No comment yet.
Rescooped by Chris Upton + helpers from Virology and Bioinformatics from Virology.ca
Scoop.it!

Come for the Oz-kicking, stay for the information

Come for the Oz-kicking, stay for the information | Biomedical Beat | Scoop.it
This is an excellent piece on that quack, Dr Oz, by John Oliver. The first 5 minutes is spent mocking the fraud, but then, the last ten minutes are all about the real problem: the evisceration of the FDA’s regulatory power over supplements, thanks to Senators Hatch and Harkin. OK, there is a silly bit…
more...
No comment yet.
Scooped by Centre for Biomedical Research
Scoop.it!

Obesity Research Takes Aim at Protein Regulators

Obesity Research Takes Aim at Protein Regulators | Biomedical Beat | Scoop.it
You are what you eat, but researchers are beginning to realize that what and when you eat is controlled by a myriad of underlying biological triggers acting in concert.
more...
No comment yet.
Scooped by Centre for Biomedical Research
Scoop.it!

Alzheimer’s, Other Conditions Linked to Prion-like Proteins

Alzheimer’s, Other Conditions Linked to Prion-like Proteins | Biomedical Beat | Scoop.it
A new theory about disorders that attack the brain and spinal column has received a significant boost from scientists. The theory attributes these disorders to proteins that act like prions, which are copies of a normal protein that have been corrupted in ways that cause diseases.
more...
No comment yet.
Rescooped by Chris Upton + helpers from Virology and Bioinformatics from Virology.ca
Scoop.it!

An Apple a Day, and Other Myths

An Apple a Day, and Other Myths | Biomedical Beat | Scoop.it
The gap grows between food folklore and science on cancer.
more...
No comment yet.
Scooped by Centre for Biomedical Research
Scoop.it!

MRSA Genome Predicts Toxicity

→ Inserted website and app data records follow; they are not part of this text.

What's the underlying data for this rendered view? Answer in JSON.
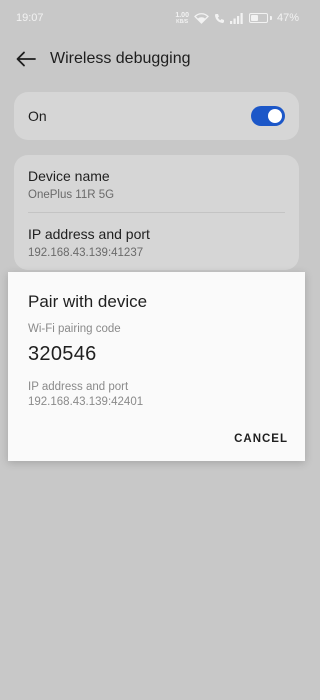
{
  "status_bar": {
    "time": "19:07",
    "net_speed_value": "1.00",
    "net_speed_unit": "KB/S",
    "battery_percent": "47%",
    "battery_level": 0.47,
    "icons": [
      "wifi-icon",
      "call-icon",
      "signal-icon",
      "battery-icon"
    ]
  },
  "header": {
    "back_icon": "back-arrow-icon",
    "title": "Wireless debugging"
  },
  "toggle_card": {
    "label": "On",
    "enabled": true,
    "accent_color": "#1c57c8"
  },
  "info_card": {
    "device_name_label": "Device name",
    "device_name_value": "OnePlus 11R 5G",
    "ip_label": "IP address and port",
    "ip_value": "192.168.43.139:41237"
  },
  "dialog": {
    "title": "Pair with device",
    "code_label": "Wi-Fi pairing code",
    "code": "320546",
    "ip_label": "IP address and port",
    "ip_value": "192.168.43.139:42401",
    "cancel_label": "CANCEL"
  }
}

MRSA Genome Predicts Toxicity | Biomedical Beat | Scoop.it
The spread of the antibiotic-resistant pathogen MRSA (methicillin-resistant Staphylococcus aureus) remains a concerning public health problem, especially among doctors trying to determine appropriate treatment options for infected patients. Bacterial pathogens, such as MRSA, cause disease in part due to toxicity, or the bacterium's ability to damage a host's tissue.
more...
No comment yet.